Mark and his wife Dixie were both happy about the course of treatment but had wisdom for JRMC and other orthopedic patients. “Don’t overdo it and tell patients that this is an internal healing process.”
“Even if you feel great, it takes time to recover,” Mark says.
“They all hung in there for us and took care of me like family. We were on a first name basis,” Mark says. “I’m doing my normal daily activities. So I have to thank the professionals at JRMC for what they’ve done for me.”
Germs. They are a stubborn and difficult problem that cause HAIs. JRMC is continually seeking better ways to banish these germs and bacteria.
“Surgical site infections are rare at JRMC,” says Jenna Bredahl, quality manager. “Eight were reported at JRMC in 2017, far below the national average of 1,571.”
Currently, JRMC adheres to CDC infection control guidelines and works hard to prevent infections. This includes disinfection and sterilization, isolation precautions, environmental infection control and good hand hygiene.
But, some germs are nearly impossible to clean by hand. Cue the Xenex LightStrike Robot.
JRMC is purchasing its first-ever Xenex Lightstrike “germ-zapping” robot. The robot is a wheeled machine that emits pulsating ultraviolet light that’s proven to zap infection-causing bacteria.

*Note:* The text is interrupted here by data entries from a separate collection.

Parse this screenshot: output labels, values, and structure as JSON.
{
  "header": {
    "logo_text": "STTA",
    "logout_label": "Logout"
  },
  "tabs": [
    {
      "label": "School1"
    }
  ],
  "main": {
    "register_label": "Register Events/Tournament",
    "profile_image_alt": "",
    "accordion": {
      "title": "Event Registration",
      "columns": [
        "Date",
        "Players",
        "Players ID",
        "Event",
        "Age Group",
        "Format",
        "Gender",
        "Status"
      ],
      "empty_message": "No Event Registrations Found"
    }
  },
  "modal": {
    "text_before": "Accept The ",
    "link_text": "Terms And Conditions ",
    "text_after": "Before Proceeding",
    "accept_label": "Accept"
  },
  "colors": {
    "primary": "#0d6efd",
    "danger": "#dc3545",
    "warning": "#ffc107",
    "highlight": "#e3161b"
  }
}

Resembling a bug zapper or camping lantern, the robot’s pop-up UV cylinder emits blinding-white, xenon-fueled light that bounces into walls, floors, ceilings and hard-to-clean crevices… places manual cleaning might miss.
“The robot gives us one more tool in the arsenal,” says Dane Grebel, manager of environmental services for JRMC. “JRMC is a state-of-of-the-art facility and demands the highest level of care. This robot gives everyone more confidence from a patient-safety perspective.” The robot does not replace manual disinfecting and cleaning by employees.

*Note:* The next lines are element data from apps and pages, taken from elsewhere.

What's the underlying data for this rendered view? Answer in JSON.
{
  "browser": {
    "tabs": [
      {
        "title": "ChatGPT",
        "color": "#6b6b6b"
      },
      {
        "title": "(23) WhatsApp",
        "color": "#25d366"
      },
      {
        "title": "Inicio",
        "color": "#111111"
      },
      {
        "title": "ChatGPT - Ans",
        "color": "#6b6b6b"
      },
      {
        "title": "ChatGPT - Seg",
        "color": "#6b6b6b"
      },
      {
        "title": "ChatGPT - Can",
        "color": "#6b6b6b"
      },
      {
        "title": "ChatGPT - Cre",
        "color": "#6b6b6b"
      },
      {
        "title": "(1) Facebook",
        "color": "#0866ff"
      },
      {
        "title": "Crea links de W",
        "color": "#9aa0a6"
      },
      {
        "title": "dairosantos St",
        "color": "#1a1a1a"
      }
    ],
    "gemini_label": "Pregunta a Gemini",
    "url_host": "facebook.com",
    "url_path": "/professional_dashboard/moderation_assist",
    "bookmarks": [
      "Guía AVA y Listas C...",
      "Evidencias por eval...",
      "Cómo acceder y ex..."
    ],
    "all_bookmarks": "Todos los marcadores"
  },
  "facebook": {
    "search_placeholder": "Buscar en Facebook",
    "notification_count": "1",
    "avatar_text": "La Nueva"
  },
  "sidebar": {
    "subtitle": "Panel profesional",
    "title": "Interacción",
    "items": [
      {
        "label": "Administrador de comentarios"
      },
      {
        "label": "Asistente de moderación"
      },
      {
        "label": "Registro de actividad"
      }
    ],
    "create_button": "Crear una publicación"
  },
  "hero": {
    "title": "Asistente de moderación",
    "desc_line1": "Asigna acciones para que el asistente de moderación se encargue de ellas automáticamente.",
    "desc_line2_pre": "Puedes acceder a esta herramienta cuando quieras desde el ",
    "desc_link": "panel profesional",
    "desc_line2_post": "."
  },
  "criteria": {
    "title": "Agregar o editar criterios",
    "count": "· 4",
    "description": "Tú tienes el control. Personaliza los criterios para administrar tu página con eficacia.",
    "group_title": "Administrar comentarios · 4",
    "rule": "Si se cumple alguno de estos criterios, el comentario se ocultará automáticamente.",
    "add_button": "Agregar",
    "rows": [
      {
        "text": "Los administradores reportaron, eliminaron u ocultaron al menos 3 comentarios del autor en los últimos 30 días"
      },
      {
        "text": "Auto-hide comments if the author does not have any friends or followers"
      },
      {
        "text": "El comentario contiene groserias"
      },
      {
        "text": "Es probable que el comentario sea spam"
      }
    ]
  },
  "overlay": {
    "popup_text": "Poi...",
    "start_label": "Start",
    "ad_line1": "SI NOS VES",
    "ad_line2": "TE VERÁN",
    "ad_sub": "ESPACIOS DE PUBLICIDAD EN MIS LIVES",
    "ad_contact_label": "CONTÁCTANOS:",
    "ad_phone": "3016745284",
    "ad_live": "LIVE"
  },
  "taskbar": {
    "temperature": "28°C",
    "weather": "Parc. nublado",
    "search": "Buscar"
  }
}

The robot will work in areas where patients are most at risk for infections: operating rooms, emergency department and patient care rooms. The high-intensity UV light passes through the cell walls of bacteria, viruses and bacterial spores to break down and destroy them.
Other facilities using the robot have reported ZERO infections since the implementation of the robot over a one-year period.
“JRMC is a leader in medical technology. It’s only fitting that we should employ innovative technological solutions to care for our facility. One hospital-acquired infection is one too many, so we are excited to use the Xenex system to ensure we deliver the finest quality of care,” says K.C. DeBoer, JRMC CEO.
Learn more about the Xenex germ-zapping robot.
TIPS TO STAY HEALTHY
Boost your immune system by getting proper rest and eating healthy foods.
- Wash your hands often with soap and water using the CDC’s five simple steps:
o 1) Wet 2) Lather 3) Scrub for at least 20 seconds 4) Rinse 5) Dry.
o If soap and water are not available, use an alcohol-based hand sanitizer that contains at least 60 percent alcohol.
- Don’t touch your eyes, nose, or mouth with unclean hands.
- Avoid or limit contact with sick individuals as much as possible.
- Create a cleaning schedule to address high-traffic areas in your house (e.g., Kitchen Sundays, Bedroom Mondays, Bathroom Tuesdays, Wash Wednesdays, etc.)
- Use a bleach solution to clean surfaces such as countertops, sinks, toilets, bathroom floors, and other surfaces. Chlorine bleach is effective in killing stomach viruses such as norovirus. Do not mix bleach and ammonia products.
- Don’t forget to clean high-touch areas such as remote controls, light switches, computers/ keyboards, door handles, and faucets, etc. Germs can live on surfaces carrying them to the next user.
- Discard all used tissues in the trash, then perform hand hygiene (use soap and water or an alcohol-based hand sanitizer with at least 60 percent alcohol).
- If symptoms persist, please see your healthcare provider for further evaluation.
Remember: Getting a flu shot each year is the best way to prevent the flu and to protect those around you. An annual flu vaccine is recommended for everyone six months of age and older. An annual vaccine is necessary because flu viruses are constantly changing.
Above all, remember the importance of hand hygiene and its ability to prevent the spread of infections.